**Activity:**
Look for the string "name" in the data below, and copy each line that holds it.
── Material for this exercise
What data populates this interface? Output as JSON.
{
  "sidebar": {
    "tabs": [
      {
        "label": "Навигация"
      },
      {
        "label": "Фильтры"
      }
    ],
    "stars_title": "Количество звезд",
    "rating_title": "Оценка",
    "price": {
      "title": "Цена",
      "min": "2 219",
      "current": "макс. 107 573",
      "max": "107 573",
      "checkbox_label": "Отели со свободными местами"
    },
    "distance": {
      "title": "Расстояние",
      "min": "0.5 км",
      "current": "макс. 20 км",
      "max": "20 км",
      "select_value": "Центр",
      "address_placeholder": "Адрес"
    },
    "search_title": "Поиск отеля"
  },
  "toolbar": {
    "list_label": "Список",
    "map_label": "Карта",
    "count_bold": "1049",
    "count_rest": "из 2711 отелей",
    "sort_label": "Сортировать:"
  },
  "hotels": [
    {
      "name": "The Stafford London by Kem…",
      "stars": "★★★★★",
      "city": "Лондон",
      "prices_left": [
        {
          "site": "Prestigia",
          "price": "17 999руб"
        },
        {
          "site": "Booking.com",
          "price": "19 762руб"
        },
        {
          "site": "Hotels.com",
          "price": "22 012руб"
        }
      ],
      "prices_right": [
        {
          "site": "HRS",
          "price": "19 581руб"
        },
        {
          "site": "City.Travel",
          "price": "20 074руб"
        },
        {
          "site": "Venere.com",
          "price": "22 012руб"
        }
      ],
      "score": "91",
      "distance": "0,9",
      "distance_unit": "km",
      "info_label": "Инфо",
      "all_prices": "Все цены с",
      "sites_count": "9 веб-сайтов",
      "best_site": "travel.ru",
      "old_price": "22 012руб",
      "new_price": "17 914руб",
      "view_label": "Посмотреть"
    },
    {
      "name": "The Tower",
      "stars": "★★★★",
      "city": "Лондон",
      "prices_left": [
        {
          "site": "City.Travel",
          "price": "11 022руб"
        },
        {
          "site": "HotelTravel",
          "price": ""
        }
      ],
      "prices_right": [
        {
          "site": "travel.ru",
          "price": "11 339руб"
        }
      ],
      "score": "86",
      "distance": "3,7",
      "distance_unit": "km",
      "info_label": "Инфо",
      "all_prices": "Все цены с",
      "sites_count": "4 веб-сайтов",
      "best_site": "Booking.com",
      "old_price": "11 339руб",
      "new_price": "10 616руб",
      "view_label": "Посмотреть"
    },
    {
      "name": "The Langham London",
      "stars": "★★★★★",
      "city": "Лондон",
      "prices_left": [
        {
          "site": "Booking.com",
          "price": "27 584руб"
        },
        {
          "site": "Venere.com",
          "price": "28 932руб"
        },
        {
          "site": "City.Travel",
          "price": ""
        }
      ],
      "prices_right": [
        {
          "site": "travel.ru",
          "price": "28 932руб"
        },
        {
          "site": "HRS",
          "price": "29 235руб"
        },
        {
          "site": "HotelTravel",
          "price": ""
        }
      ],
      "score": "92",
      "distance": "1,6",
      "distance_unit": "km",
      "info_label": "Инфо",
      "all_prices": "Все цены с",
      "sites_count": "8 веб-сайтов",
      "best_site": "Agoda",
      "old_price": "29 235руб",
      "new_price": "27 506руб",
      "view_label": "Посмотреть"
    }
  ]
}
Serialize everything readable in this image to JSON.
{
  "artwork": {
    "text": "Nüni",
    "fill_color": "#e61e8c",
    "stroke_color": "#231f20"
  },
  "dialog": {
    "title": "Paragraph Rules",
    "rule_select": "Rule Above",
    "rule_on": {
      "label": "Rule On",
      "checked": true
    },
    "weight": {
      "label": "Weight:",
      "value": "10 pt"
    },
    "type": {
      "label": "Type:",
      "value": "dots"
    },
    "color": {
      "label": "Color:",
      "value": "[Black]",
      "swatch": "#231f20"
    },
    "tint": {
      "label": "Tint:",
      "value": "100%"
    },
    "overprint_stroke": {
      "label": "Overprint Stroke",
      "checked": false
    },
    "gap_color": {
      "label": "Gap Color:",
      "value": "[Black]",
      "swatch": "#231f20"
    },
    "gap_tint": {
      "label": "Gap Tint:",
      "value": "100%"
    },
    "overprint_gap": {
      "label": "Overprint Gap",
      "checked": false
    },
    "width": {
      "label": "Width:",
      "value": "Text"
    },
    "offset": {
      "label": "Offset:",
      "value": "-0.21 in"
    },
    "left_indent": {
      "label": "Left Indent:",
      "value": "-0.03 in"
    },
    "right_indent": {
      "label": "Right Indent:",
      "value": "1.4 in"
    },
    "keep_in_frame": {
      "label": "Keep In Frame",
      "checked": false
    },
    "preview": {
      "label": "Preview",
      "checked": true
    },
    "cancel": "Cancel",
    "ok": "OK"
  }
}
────
**Answer section:**
      "name": "The Stafford London by Kem…",
      "name": "The Tower",
      "name": "The Langham London",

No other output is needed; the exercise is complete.